## Entries provided
=== Begin Enclosure ===
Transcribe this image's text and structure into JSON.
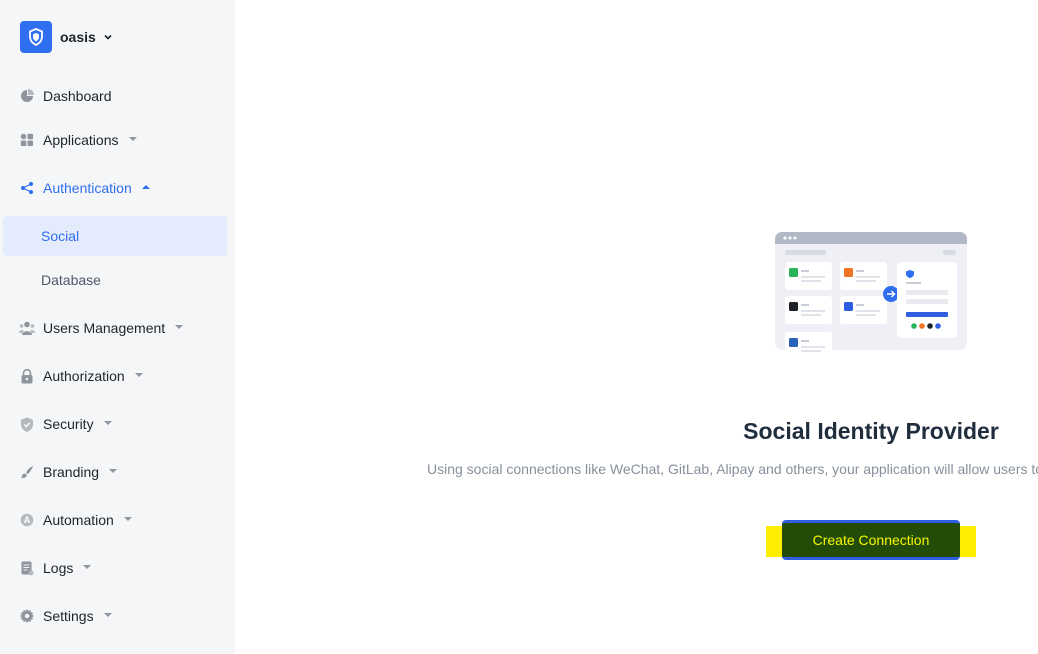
{
  "org": {
    "name": "oasis"
  },
  "nav": {
    "dashboard": "Dashboard",
    "applications": "Applications",
    "authentication": "Authentication",
    "social": "Social",
    "database": "Database",
    "users_management": "Users Management",
    "authorization": "Authorization",
    "security": "Security",
    "branding": "Branding",
    "automation": "Automation",
    "logs": "Logs",
    "settings": "Settings"
  },
  "main": {
    "title": "Social Identity Provider",
    "description": "Using social connections like WeChat, GitLab, Alipay and others, your application will allow users to",
    "create_button": "Create Connection"
  },
  "colors": {
    "accent": "#2f6fef",
    "sidebar_bg": "#f5f6f7",
    "selected_bg": "#e4ebfd",
    "cta_bg": "#234c08",
    "cta_text": "#f7f700",
    "highlight": "#ffee00"
  }
}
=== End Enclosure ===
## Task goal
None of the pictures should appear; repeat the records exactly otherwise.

## Result of this exercise
Transcribe this image's text and structure into JSON.
{
  "org": {
    "name": "oasis"
  },
  "nav": {
    "dashboard": "Dashboard",
    "applications": "Applications",
    "authentication": "Authentication",
    "social": "Social",
    "database": "Database",
    "users_management": "Users Management",
    "authorization": "Authorization",
    "security": "Security",
    "branding": "Branding",
    "automation": "Automation",
    "logs": "Logs",
    "settings": "Settings"
  },
  "main": {
    "title": "Social Identity Provider",
    "description": "Using social connections like WeChat, GitLab, Alipay and others, your application will allow users to",
    "create_button": "Create Connection"
  },
  "colors": {
    "accent": "#2f6fef",
    "sidebar_bg": "#f5f6f7",
    "selected_bg": "#e4ebfd",
    "cta_bg": "#234c08",
    "cta_text": "#f7f700",
    "highlight": "#ffee00"
  }
}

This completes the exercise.